Yes, real estate can be a truly passive investment if you’re willing to pay for it. And by “willing to pay for it”, I mean willing to pay a property manager 8 – 10% of your gross rents to take care of the everyday operations of the property for you.
But if you aren’t willing to pay somebody to do this, you will certainly have to invest your own time into keeping your properties running smoothly. For example, my first real estate investment was a 4-unit property in which I lived in one unit and rented out the other three. Here is a list of things I had to attend to — all in the first six weeks!
- fix ceiling fan in Unit 2
- fix bathroom faucet in Unit 2
- replace entire roof for Unit 1
- replace flat portion of roof for Unit 3
- treat soil near front door of Unit 4 for termites
- put down metal flashing behind add-on portion of Unit 4 to prevent seepage during rain
- replace stove in Unit 4
- convert stove in Unit 4 from natural gas to propane
So real estate can be an amazing wealth-building tool and source of passive income, but keep in mind that passivity in real estate comes at a price! 🙂
Passive Income Example 3: Business
In this section, I am not talking about starting your own small business in the traditional sense. I am talking about either buying or starting a business that has the potential to become truly passive in a relatively short period of time (let’s say one year).
Of course, the vast majority of businesses never become passive for their owners.
Ask anyone who owns a dry cleaner or a roofing business if their business is “passive”. Nope!
It often requires more time investment than working as a W-2 employee.
Oftentimes when people start their own business, they’ve essentially just created a new job for one — and employed themselves.
Although running their own shop may be infinitely more satisfying than working hard to make the Boss Man rich, they still have to go to work and trade time for money, which is the opposite of passive income.
But what we’re talking about here are business opportunities that we can put a lot of work into today and in a year from now sit back and reap the rewards indefinitely.
Businesses: The Basics
- Ease of Entry: Difficult. Buying stocks takes an hour, buying a property may take a month — and your agent and title company or attorney are really doing all the work — but building a truly passive business will take you at least six months of your own hard work.

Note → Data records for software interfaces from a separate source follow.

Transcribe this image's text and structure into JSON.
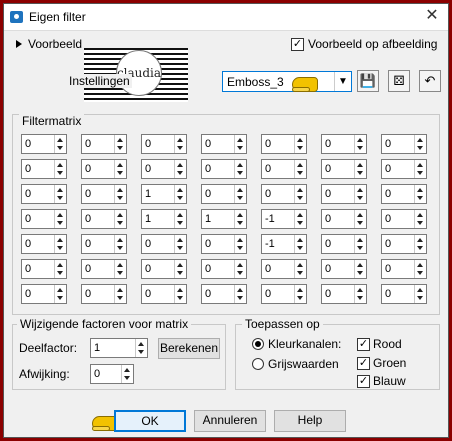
{
  "window": {
    "title": "Eigen filter"
  },
  "preview": {
    "label": "Voorbeeld",
    "check_label": "Voorbeeld op afbeelding",
    "checked": true
  },
  "logo": {
    "text": "claudia"
  },
  "settings": {
    "label": "Instellingen",
    "preset_value": "Emboss_3"
  },
  "matrix": {
    "label": "Filtermatrix",
    "rows": [
      [
        "0",
        "0",
        "0",
        "0",
        "0",
        "0",
        "0"
      ],
      [
        "0",
        "0",
        "0",
        "0",
        "0",
        "0",
        "0"
      ],
      [
        "0",
        "0",
        "1",
        "0",
        "0",
        "0",
        "0"
      ],
      [
        "0",
        "0",
        "1",
        "1",
        "-1",
        "0",
        "0"
      ],
      [
        "0",
        "0",
        "0",
        "0",
        "-1",
        "0",
        "0"
      ],
      [
        "0",
        "0",
        "0",
        "0",
        "0",
        "0",
        "0"
      ],
      [
        "0",
        "0",
        "0",
        "0",
        "0",
        "0",
        "0"
      ]
    ]
  },
  "factors": {
    "label": "Wijzigende factoren voor matrix",
    "divisor_label": "Deelfactor:",
    "divisor_value": "1",
    "calc_button": "Berekenen",
    "bias_label": "Afwijking:",
    "bias_value": "0"
  },
  "apply": {
    "label": "Toepassen op",
    "color_channels": "Kleurkanalen:",
    "grayscale": "Grijswaarden",
    "selected": "color_channels",
    "red": "Rood",
    "green": "Groen",
    "blue": "Blauw"
  },
  "buttons": {
    "ok": "OK",
    "cancel": "Annuleren",
    "help": "Help"
  },
  "colors": {
    "frame": "#8b0000",
    "ok_border": "#0078d7",
    "combo_border": "#0078d7",
    "pointer_hand": "#f2c200"
  }
}
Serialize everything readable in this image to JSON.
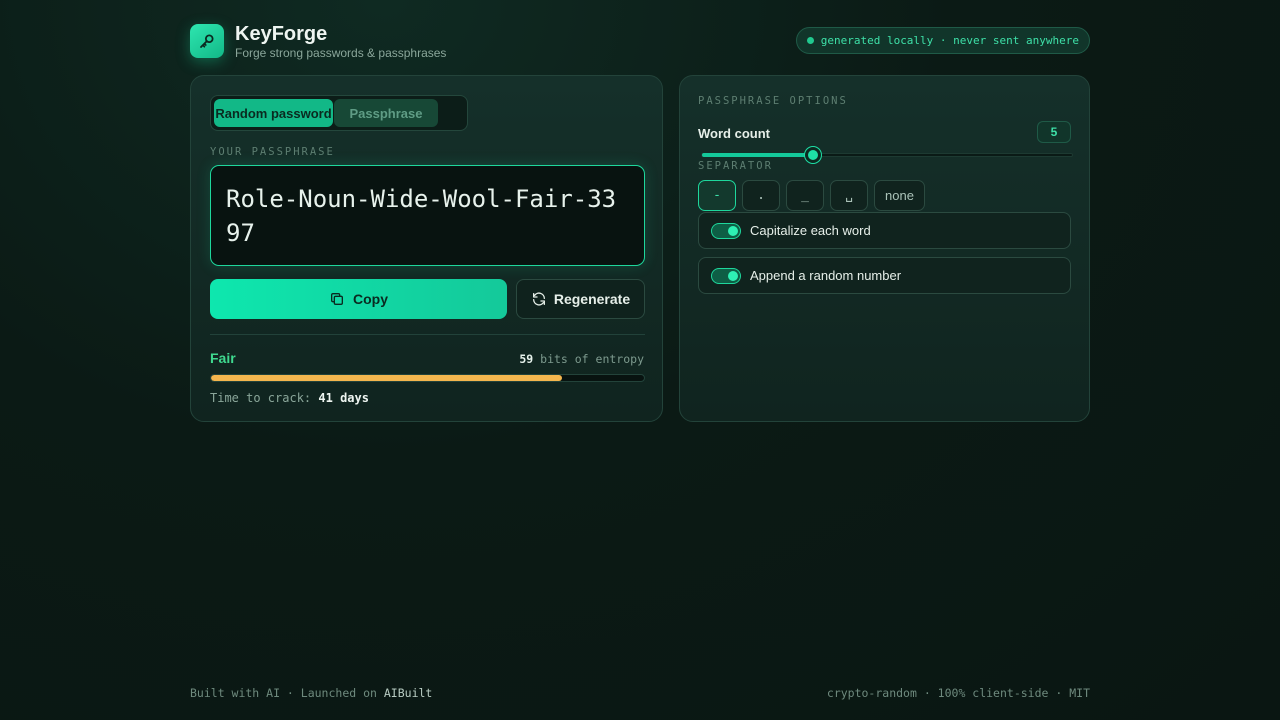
{
  "app": {
    "title": "KeyForge",
    "subtitle": "Forge strong passwords & passphrases",
    "status": "generated locally · never sent anywhere"
  },
  "tabs": [
    {
      "label": "Random password",
      "active": true
    },
    {
      "label": "Passphrase",
      "active": false
    }
  ],
  "output": {
    "label": "YOUR PASSPHRASE",
    "value": "Role-Noun-Wide-Wool-Fair-3397"
  },
  "actions": {
    "copy_label": "Copy",
    "regenerate_label": "Regenerate"
  },
  "strength": {
    "label": "Fair",
    "entropy_bits": "59",
    "entropy_suffix": "bits of entropy",
    "meter_fraction": 0.81,
    "meter_color": "#f4b64e",
    "crack_prefix": "Time to crack:",
    "crack_time": "41 days"
  },
  "options": {
    "heading": "PASSPHRASE OPTIONS",
    "word_count_label": "Word count",
    "word_count": "5",
    "word_count_fraction": 0.3,
    "separator_label": "SEPARATOR",
    "separators": [
      {
        "label": "-",
        "active": true
      },
      {
        "label": ".",
        "active": false
      },
      {
        "label": "_",
        "active": false
      },
      {
        "label": "␣",
        "active": false
      },
      {
        "label": "none",
        "active": false
      }
    ],
    "capitalize_label": "Capitalize each word",
    "capitalize_on": true,
    "append_number_label": "Append a random number",
    "append_number_on": true
  },
  "footer": {
    "left_prefix": "Built with AI · Launched on ",
    "left_link": "AIBuilt",
    "right": "crypto-random · 100% client-side · MIT"
  },
  "colors": {
    "accent": "#1ed79c",
    "strength_text": "#3fd98f",
    "background": "#0b1a15"
  }
}
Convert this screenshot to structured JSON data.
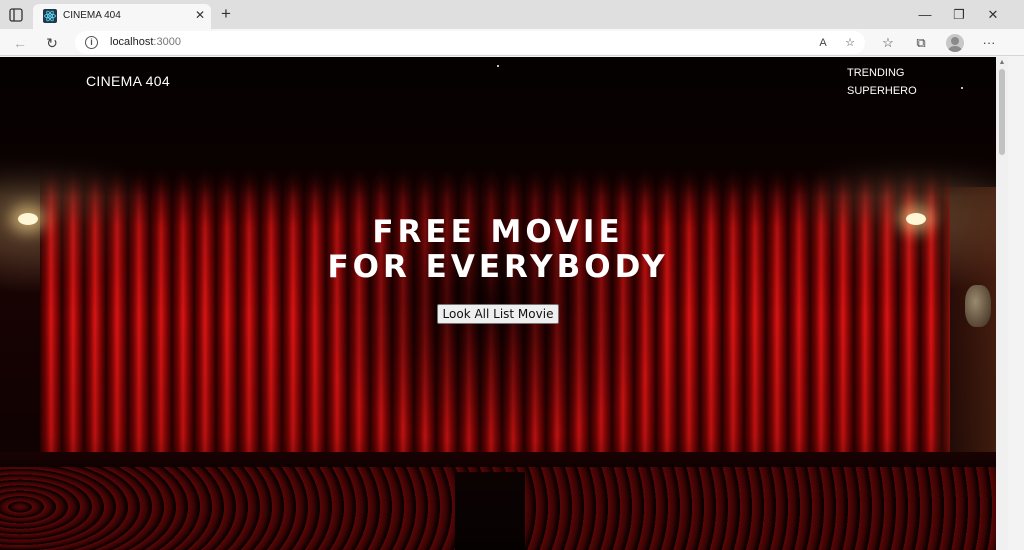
{
  "browser": {
    "tab": {
      "title": "CINEMA 404",
      "close_glyph": "✕"
    },
    "new_tab_glyph": "+",
    "window_controls": {
      "minimize": "—",
      "restore": "❐",
      "close": "✕"
    },
    "nav": {
      "back": "←",
      "refresh": "↻"
    },
    "address": {
      "info": "i",
      "host": "localhost",
      "port": ":3000"
    },
    "address_icons": {
      "read_aloud": "A",
      "favorite": "☆"
    },
    "toolbar_icons": {
      "favorites": "☆",
      "collections": "⧉",
      "menu": "···"
    }
  },
  "site": {
    "brand": "CINEMA 404",
    "nav_links": [
      "TRENDING",
      "SUPERHERO"
    ],
    "hero": {
      "line1": "FREE MOVIE",
      "line2": "FOR EVERYBODY",
      "button_label": "Look All List Movie"
    }
  },
  "colors": {
    "curtain_red": "#d91414",
    "background": "#050000",
    "text": "#ffffff"
  }
}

- Money Requirement: Depends on the business. It obviously takes more capital to start a manufacturing business than it does to start an Internet business.
- Time Requirement: High. A lot of “sweat equity” goes into building a business.
- Potential Payoff (cash flow): High. The sky’s the limit because you’re in control.
- Potential Payoff (appreciation): High. Ditto.
Businesses You Can Buy
There are plenty of business opportunities out there if you have the cash. Now, I don’t have any experience with buying businesses, so I’m just going to drop a few examples below to get your wheels turning.
- Vending Machines: maybe you’ll find a rare coin and really strike it rich.
- Car Washes: scrub, scrub, scrub.
- Laundromat: just make sure you sell detergent too!
Business You Can Start Yourself And Eventually Turn Into Passive Income Sources
This is the route I’m taking with this blog. It doesn’t take a lot of money to get started, and you have the potential to make a lot of money if you’re willing to put in the work.
- Internet Business: this can be anything from a blog that generates ad revenue for you to an e-commerce website that sells digital products or courses you’ve created and can now sell for incredibly high prices.
- Creative Business: write an ebook and put it on the Kindle Store or write a song and collect royalties.
- Mini-Rentals: buy an ATM, game machine, vending machine, etc., and collect your quarters every week.
- T-Shirt Business: produce a creative shirt design on Teespring.com, and let them do the printing and selling (for a fee, of course).
Logan is a practicing CPA and founder of Choice Tax Relief and Money Done Right. After spending nearly a decade in the corporate world helping big businesses save money, he launched his blog with the goal of helping everyday Americans earn, save, and invest more money. Learn more about Logan.